(Image credit: Polly Eltes)

Incorporated into the new kitchen extension, this handy space for muddy boots and outdoor gear was a must-have for its designer gardener owner. Starter room ideas include smart custom cabinets with pegs for coats and a bench seat and cupboard below for shoes and other outerwear.

Entrance hall

entrance hall with old bench and floor lamp

(Image credit: Polly Eltes)

hallway ideas aimed to create another room in this transitional space. Treasured family antiques – the lamp base and adjustment seat – give a warm look and have been updated with a new cushion and shade.

Stair heaven

staircase with window and neutral runner and blue and white floral wallpaper dark wood chair and desk under the stairs

(Image credit: Polly Eltes)

Across the hall, making the most of every inch, a small partner desk fits neatly under the stairs and is paired with a characterful antique chair.

Staircase ideas worth borrowing from this quiet space include botanical-inspired wallpaper, Beech, by Lewis & Wood, and the neutral runner that complements natural choices elsewhere in the home.

master bedroom

double bedroom with skylights and neutral color scheme with bench at the foot of the bed

(Image credit: Polly Eltes)

Even the bedroom ideas in this house are inspired by nature. The calm layout of this attic bedroom has a country feel. The chests of drawers and bedside lamps were vintage finds, with the dark wood furniture offering a deeper tone of brown that picks up on the earthy highlights of the other accessories in the room.

Shepherd’s hut garden furniture

Shepherds hut in flower garden with hedge and trees behind

(Image credit: Polly Eltes)

A garden designer’s own garden will always be something special, and Ailsa’s certainly is. The vast grounds are divided into separate “rooms” so you can’t take in the whole view at a glance. Tucked into one corner is a charming shepherd’s hut, built by Ailsa’s husband, Ben, from scrap wood. The boundaries of the garden merge with the forest beyond.

Cottage with modern extension and rear garden with mature planting and parasol

(Image credit: Polly Eltes)

For owner Ailsa, the interiors of the house relate to the garden, rather than the other way around. The garden always comes first.

All changes to the house have been designed to make the garden the main focus. Originally a small cottage, built in the 1700s with just two bedrooms, the house is now more usable as a family home.
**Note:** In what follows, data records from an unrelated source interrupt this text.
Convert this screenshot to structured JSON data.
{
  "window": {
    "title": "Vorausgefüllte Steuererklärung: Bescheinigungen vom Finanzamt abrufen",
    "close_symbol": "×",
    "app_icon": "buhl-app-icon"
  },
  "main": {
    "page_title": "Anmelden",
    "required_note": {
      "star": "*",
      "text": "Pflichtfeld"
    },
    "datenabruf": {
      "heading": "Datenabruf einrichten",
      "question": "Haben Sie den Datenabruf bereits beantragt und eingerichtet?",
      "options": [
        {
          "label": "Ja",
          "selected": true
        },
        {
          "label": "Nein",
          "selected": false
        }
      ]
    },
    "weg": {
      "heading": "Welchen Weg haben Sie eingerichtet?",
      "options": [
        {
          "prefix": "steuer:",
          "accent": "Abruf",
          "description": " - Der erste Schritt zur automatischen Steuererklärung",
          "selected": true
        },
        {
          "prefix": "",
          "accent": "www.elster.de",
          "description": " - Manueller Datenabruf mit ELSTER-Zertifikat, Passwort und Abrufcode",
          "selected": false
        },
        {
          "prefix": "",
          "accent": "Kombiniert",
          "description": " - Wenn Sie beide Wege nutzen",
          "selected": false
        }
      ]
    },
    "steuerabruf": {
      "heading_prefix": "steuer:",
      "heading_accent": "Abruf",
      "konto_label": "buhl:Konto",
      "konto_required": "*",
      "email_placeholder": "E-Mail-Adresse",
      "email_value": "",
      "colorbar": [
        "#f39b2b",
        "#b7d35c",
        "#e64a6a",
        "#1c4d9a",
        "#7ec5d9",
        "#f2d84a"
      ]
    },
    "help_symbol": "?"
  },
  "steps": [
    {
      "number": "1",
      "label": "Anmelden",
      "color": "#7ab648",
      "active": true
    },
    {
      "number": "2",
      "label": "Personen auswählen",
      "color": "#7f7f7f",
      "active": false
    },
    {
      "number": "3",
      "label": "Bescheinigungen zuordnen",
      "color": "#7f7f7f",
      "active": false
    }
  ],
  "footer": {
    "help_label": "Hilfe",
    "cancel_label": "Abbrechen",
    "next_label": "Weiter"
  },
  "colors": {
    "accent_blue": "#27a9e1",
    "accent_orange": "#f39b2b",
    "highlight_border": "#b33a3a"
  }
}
Two phases of building work added three additional bedrooms and a living-dining room, and opened up the main living areas to the garden at the rear of the house.

The importance of the old apple trees and this 300-year-old yew tree was such that Ailsa surrounded them with protective frames to protect them from the worst of the construction work. The trees live, watching over the latest additions to the history of this special home.

Feature: Karen Darlow
Photography: Polly Eltes
Garden design: Ailsa Richards (opens in a new tab)